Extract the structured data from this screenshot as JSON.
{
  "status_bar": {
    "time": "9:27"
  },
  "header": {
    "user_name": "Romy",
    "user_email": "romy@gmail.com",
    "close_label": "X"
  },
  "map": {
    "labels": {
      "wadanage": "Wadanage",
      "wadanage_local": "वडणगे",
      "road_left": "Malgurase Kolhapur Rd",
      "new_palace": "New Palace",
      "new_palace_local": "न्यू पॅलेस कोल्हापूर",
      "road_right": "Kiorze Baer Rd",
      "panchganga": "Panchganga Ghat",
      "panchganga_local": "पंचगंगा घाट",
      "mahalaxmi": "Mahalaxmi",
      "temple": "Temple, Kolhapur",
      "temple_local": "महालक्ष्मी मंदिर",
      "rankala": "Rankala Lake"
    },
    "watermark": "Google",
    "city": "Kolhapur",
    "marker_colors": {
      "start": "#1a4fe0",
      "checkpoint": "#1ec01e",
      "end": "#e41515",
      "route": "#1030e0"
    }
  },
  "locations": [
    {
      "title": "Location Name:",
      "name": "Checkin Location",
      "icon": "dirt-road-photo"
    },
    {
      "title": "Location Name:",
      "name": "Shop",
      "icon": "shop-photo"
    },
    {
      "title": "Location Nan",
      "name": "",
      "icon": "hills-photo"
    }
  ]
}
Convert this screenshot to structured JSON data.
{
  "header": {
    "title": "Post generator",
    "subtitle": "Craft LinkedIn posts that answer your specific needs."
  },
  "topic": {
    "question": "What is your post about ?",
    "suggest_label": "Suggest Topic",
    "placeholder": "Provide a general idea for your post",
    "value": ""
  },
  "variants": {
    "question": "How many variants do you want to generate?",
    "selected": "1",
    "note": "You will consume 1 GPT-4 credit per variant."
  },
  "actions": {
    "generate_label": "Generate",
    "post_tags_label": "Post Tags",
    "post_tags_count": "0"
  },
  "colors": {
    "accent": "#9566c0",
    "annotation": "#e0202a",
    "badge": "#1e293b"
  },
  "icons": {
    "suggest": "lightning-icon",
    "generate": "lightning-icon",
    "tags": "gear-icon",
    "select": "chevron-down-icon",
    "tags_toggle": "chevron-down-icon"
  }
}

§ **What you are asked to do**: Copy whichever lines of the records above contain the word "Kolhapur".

§ **Written solution**:
      "road_left": "Malgurase Kolhapur Rd",
      "temple": "Temple, Kolhapur",
    "city": "Kolhapur",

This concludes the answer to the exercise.